About this task: A verbatim printing of the entries that follow is needed; pictures must not appear in it.

Extracted records:
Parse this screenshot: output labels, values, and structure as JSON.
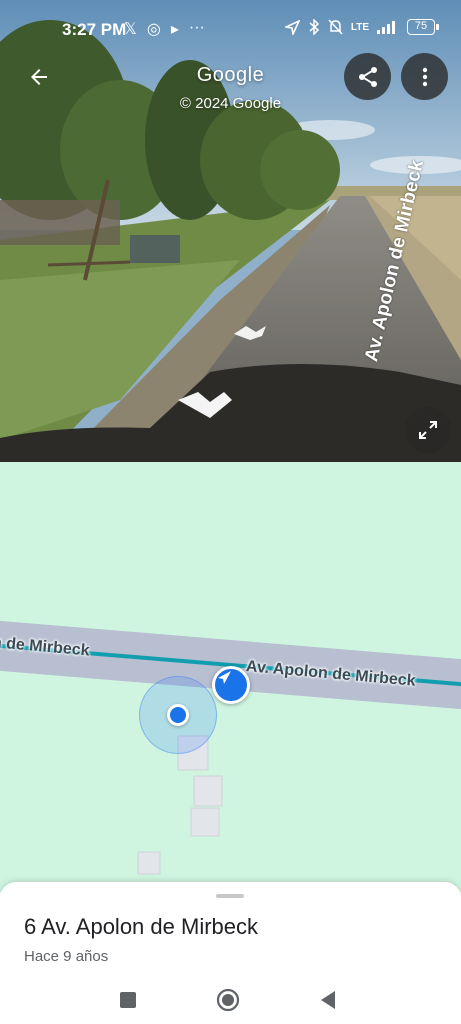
{
  "status_bar": {
    "time": "3:27 PM",
    "app_icons": [
      "x-icon",
      "instagram-icon",
      "play-icon",
      "more-dots"
    ],
    "app_glyphs": [
      "𝕏",
      "◎",
      "▸",
      "···"
    ],
    "system_icons": [
      "location-icon",
      "bluetooth-icon",
      "mute-icon",
      "signal-icon"
    ],
    "network": "LTE",
    "battery": "75"
  },
  "streetview": {
    "brand": "Google",
    "copyright": "© 2024 Google",
    "road_label": "Av. Apolon de Mirbeck",
    "buttons": {
      "back": "back-arrow-icon",
      "share": "share-icon",
      "more": "more-vert-icon",
      "expand": "expand-icon"
    }
  },
  "map": {
    "street_label_left": "n de Mirbeck",
    "street_label_right": "Av. Apolon de Mirbeck",
    "colors": {
      "land": "#cff5e0",
      "road": "#b6bfd0",
      "route": "#129eaf",
      "marker": "#1a73e8"
    }
  },
  "place": {
    "title": "6 Av. Apolon de Mirbeck",
    "subtitle": "Hace 9 años"
  },
  "system_nav": [
    "recents-icon",
    "home-icon",
    "back-icon"
  ]
}
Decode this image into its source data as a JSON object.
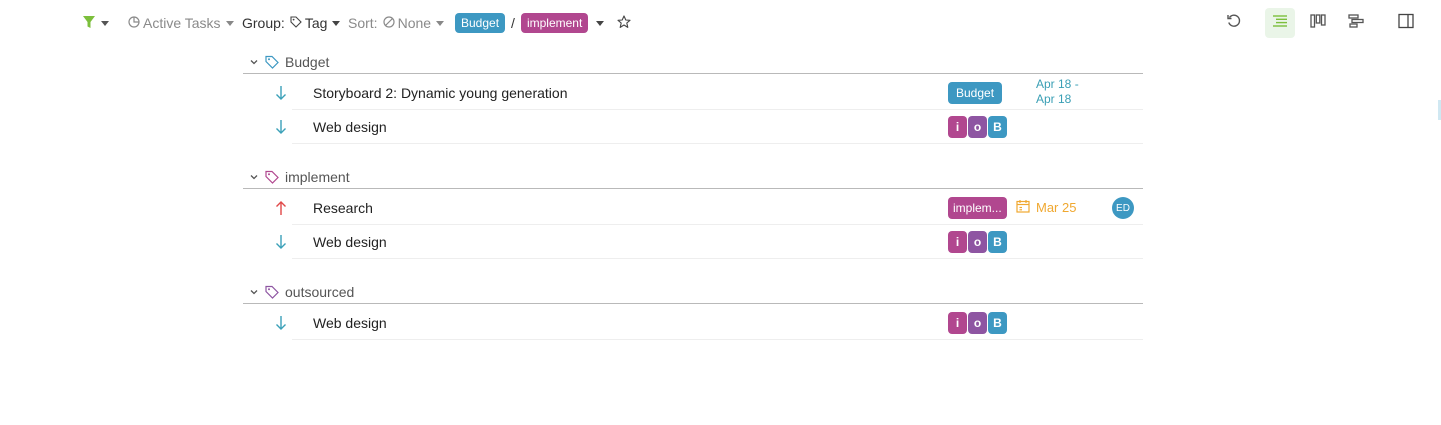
{
  "toolbar": {
    "filter_icon": "filter-icon",
    "active_tasks_label": "Active Tasks",
    "group_prefix": "Group:",
    "group_value": "Tag",
    "sort_prefix": "Sort:",
    "sort_value": "None",
    "breadcrumb": [
      "Budget",
      "implement"
    ],
    "breadcrumb_sep": "/",
    "right_icons": [
      "undo-icon",
      "list-view-icon",
      "board-view-icon",
      "gantt-view-icon",
      "sidebar-panel-icon"
    ],
    "active_view": "list-view-icon",
    "accent_color": "#7cbf3c"
  },
  "groups": [
    {
      "name": "Budget",
      "tasks": [
        {
          "title": "Storyboard 2: Dynamic young generation",
          "priority": "low",
          "labels": [
            "Budget"
          ],
          "date_range": [
            "Apr 18 -",
            "Apr 18"
          ]
        },
        {
          "title": "Web design",
          "priority": "low",
          "labels": [
            "i",
            "o",
            "B"
          ]
        }
      ]
    },
    {
      "name": "implement",
      "tasks": [
        {
          "title": "Research",
          "priority": "high",
          "labels": [
            "implem..."
          ],
          "due": "Mar 25",
          "assignee": "ED"
        },
        {
          "title": "Web design",
          "priority": "low",
          "labels": [
            "i",
            "o",
            "B"
          ]
        }
      ]
    },
    {
      "name": "outsourced",
      "tasks": [
        {
          "title": "Web design",
          "priority": "low",
          "labels": [
            "i",
            "o",
            "B"
          ]
        }
      ]
    }
  ],
  "colors": {
    "tag_blue": "#3d98c2",
    "tag_purple": "#b1478f",
    "tag_violet": "#8e55a2",
    "priority_low": "#3aa0b8",
    "priority_high": "#e04848",
    "due_orange": "#f0a830"
  }
}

Result of the exercise:
Parse this screenshot: output labels, values, and structure as JSON.
{
  "status_bar": {
    "time": "3:27 PM",
    "app_icons": [
      "x-icon",
      "instagram-icon",
      "play-icon",
      "more-dots"
    ],
    "app_glyphs": [
      "𝕏",
      "◎",
      "▸",
      "···"
    ],
    "system_icons": [
      "location-icon",
      "bluetooth-icon",
      "mute-icon",
      "signal-icon"
    ],
    "network": "LTE",
    "battery": "75"
  },
  "streetview": {
    "brand": "Google",
    "copyright": "© 2024 Google",
    "road_label": "Av. Apolon de Mirbeck",
    "buttons": {
      "back": "back-arrow-icon",
      "share": "share-icon",
      "more": "more-vert-icon",
      "expand": "expand-icon"
    }
  },
  "map": {
    "street_label_left": "n de Mirbeck",
    "street_label_right": "Av. Apolon de Mirbeck",
    "colors": {
      "land": "#cff5e0",
      "road": "#b6bfd0",
      "route": "#129eaf",
      "marker": "#1a73e8"
    }
  },
  "place": {
    "title": "6 Av. Apolon de Mirbeck",
    "subtitle": "Hace 9 años"
  },
  "system_nav": [
    "recents-icon",
    "home-icon",
    "back-icon"
  ]
}
Decode this image into its source data as a JSON object.
{
  "toolbar": {
    "filter_icon": "filter-icon",
    "active_tasks_label": "Active Tasks",
    "group_prefix": "Group:",
    "group_value": "Tag",
    "sort_prefix": "Sort:",
    "sort_value": "None",
    "breadcrumb": [
      "Budget",
      "implement"
    ],
    "breadcrumb_sep": "/",
    "right_icons": [
      "undo-icon",
      "list-view-icon",
      "board-view-icon",
      "gantt-view-icon",
      "sidebar-panel-icon"
    ],
    "active_view": "list-view-icon",
    "accent_color": "#7cbf3c"
  },
  "groups": [
    {
      "name": "Budget",
      "tasks": [
        {
          "title": "Storyboard 2: Dynamic young generation",
          "priority": "low",
          "labels": [
            "Budget"
          ],
          "date_range": [
            "Apr 18 -",
            "Apr 18"
          ]
        },
        {
          "title": "Web design",
          "priority": "low",
          "labels": [
            "i",
            "o",
            "B"
          ]
        }
      ]
    },
    {
      "name": "implement",
      "tasks": [
        {
          "title": "Research",
          "priority": "high",
          "labels": [
            "implem..."
          ],
          "due": "Mar 25",
          "assignee": "ED"
        },
        {
          "title": "Web design",
          "priority": "low",
          "labels": [
            "i",
            "o",
            "B"
          ]
        }
      ]
    },
    {
      "name": "outsourced",
      "tasks": [
        {
          "title": "Web design",
          "priority": "low",
          "labels": [
            "i",
            "o",
            "B"
          ]
        }
      ]
    }
  ],
  "colors": {
    "tag_blue": "#3d98c2",
    "tag_purple": "#b1478f",
    "tag_violet": "#8e55a2",
    "priority_low": "#3aa0b8",
    "priority_high": "#e04848",
    "due_orange": "#f0a830"
  }
}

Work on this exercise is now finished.